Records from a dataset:
____

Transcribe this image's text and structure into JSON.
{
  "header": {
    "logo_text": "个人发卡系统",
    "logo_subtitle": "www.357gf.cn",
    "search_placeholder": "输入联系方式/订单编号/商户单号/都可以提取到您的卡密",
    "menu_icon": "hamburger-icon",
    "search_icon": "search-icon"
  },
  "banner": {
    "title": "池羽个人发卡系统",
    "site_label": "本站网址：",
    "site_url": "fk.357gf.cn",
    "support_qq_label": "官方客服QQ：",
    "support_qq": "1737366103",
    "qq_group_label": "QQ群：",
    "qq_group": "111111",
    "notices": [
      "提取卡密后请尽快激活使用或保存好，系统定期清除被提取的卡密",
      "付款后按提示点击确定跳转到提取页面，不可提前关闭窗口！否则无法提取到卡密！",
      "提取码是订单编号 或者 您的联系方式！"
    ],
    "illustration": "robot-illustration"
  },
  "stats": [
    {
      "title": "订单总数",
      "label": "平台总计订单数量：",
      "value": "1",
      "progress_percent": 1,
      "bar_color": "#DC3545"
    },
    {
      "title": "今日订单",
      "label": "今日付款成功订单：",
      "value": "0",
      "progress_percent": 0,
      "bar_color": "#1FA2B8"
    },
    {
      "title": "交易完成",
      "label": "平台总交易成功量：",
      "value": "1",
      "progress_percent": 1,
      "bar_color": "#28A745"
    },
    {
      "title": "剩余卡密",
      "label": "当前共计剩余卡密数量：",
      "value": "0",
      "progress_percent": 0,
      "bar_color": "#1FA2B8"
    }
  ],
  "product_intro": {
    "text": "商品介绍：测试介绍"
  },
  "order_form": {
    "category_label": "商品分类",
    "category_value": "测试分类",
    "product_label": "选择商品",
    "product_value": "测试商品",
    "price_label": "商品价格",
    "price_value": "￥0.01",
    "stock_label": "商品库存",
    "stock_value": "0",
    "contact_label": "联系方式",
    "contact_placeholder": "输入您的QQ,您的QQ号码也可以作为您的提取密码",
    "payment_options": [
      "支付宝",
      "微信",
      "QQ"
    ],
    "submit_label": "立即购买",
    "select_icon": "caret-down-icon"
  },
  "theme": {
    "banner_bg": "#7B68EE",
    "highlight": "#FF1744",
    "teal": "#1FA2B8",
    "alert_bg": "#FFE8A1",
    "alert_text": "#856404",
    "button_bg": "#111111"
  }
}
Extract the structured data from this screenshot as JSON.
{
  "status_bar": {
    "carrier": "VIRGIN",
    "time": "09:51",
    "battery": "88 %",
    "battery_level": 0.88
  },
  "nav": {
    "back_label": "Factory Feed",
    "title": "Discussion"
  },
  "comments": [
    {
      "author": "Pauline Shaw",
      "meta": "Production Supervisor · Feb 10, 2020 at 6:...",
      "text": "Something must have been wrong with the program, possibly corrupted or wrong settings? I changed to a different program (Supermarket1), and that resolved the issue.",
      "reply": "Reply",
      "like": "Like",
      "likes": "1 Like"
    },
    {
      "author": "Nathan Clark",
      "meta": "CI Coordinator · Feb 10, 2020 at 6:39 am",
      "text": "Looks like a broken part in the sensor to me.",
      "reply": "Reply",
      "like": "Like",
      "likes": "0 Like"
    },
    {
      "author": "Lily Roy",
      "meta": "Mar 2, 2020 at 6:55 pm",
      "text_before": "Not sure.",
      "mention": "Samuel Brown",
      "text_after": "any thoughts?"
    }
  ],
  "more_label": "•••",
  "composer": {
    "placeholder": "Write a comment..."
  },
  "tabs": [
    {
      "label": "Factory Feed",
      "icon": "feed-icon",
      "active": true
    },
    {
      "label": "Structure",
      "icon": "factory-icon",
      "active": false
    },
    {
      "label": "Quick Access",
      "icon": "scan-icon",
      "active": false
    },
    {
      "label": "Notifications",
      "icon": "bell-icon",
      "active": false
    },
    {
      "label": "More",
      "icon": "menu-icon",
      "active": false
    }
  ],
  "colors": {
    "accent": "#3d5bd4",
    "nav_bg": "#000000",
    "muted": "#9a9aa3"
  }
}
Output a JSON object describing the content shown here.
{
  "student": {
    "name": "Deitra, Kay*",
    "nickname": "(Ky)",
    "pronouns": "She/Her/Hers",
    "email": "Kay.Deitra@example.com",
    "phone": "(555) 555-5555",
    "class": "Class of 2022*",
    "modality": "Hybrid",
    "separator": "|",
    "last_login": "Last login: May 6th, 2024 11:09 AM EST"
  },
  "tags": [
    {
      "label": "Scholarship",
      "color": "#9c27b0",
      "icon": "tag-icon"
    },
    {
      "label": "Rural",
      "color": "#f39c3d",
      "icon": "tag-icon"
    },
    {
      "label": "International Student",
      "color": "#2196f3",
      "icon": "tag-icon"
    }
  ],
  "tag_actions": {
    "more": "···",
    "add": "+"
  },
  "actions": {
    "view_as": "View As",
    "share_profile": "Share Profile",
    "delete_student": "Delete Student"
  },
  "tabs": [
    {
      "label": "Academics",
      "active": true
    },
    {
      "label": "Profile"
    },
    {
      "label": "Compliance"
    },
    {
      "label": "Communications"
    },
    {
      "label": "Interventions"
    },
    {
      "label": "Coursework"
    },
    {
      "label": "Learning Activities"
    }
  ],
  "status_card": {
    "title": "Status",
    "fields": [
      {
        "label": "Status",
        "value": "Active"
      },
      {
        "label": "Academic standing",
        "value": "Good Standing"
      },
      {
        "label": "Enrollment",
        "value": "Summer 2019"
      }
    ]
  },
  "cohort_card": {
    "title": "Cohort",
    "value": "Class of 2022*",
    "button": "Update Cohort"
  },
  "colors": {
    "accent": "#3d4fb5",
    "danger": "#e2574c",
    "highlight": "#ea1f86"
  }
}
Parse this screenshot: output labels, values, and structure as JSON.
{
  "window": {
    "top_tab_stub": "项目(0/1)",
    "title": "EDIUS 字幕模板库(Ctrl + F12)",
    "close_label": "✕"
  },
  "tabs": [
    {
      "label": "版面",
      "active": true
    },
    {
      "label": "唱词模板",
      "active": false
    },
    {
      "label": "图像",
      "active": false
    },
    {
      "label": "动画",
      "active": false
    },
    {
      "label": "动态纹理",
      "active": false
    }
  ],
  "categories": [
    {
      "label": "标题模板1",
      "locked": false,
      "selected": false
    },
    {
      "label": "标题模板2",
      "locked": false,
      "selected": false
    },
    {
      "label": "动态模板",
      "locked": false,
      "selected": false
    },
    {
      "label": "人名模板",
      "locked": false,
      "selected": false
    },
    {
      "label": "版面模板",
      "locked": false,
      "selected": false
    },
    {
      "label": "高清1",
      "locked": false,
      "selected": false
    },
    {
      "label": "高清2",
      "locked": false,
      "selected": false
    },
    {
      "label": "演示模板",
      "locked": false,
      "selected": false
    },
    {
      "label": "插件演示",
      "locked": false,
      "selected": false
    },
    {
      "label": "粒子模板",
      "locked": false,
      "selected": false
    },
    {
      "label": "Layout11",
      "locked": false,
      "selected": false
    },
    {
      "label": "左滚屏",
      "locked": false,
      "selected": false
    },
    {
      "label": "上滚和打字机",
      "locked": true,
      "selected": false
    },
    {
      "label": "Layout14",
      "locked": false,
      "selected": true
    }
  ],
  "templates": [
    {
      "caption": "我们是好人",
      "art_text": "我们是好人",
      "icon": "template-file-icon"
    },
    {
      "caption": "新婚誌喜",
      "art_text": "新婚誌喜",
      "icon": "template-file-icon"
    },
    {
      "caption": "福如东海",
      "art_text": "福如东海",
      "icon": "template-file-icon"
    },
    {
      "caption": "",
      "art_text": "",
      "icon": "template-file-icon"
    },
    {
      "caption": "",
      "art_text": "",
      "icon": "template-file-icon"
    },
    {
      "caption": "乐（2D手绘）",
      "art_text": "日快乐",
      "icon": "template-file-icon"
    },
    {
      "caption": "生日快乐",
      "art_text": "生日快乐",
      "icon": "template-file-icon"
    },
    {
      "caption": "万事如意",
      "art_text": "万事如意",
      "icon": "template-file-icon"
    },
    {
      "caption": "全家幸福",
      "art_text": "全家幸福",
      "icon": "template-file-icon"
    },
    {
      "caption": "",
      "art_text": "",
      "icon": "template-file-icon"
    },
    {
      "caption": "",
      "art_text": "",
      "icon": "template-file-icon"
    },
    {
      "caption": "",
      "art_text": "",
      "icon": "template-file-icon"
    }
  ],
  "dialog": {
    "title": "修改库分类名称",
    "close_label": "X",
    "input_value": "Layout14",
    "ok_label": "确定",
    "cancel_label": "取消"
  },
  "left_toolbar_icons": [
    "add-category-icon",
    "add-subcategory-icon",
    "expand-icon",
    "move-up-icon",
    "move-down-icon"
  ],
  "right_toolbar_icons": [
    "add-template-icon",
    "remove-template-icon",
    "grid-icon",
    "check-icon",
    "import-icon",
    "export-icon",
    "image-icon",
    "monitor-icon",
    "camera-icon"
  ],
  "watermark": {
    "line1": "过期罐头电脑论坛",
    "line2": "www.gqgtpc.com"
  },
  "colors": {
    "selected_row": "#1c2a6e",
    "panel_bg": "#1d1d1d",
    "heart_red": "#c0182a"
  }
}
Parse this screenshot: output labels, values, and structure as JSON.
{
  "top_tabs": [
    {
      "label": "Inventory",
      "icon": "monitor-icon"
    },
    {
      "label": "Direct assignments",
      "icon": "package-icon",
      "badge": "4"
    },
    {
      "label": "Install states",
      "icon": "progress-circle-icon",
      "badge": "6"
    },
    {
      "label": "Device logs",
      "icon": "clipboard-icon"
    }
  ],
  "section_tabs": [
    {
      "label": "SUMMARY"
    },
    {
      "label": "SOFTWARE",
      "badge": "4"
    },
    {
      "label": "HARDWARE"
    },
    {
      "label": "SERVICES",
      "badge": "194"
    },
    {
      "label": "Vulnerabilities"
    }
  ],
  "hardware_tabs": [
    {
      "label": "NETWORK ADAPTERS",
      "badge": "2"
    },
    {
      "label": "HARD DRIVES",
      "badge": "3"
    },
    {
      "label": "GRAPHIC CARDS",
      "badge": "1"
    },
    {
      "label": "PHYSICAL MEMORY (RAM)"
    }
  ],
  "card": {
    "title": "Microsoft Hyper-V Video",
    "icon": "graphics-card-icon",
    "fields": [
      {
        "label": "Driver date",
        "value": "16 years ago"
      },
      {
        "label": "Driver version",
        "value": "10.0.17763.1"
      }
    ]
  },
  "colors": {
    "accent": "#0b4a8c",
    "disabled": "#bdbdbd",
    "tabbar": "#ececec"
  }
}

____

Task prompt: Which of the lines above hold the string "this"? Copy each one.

Answer space:
Transcribe this image's text and structure into JSON.
Extract the structured data from this screenshot as JSON.
Parse this screenshot: output labels, values, and structure as JSON.
Parse this screenshot: output labels, values, and structure as JSON.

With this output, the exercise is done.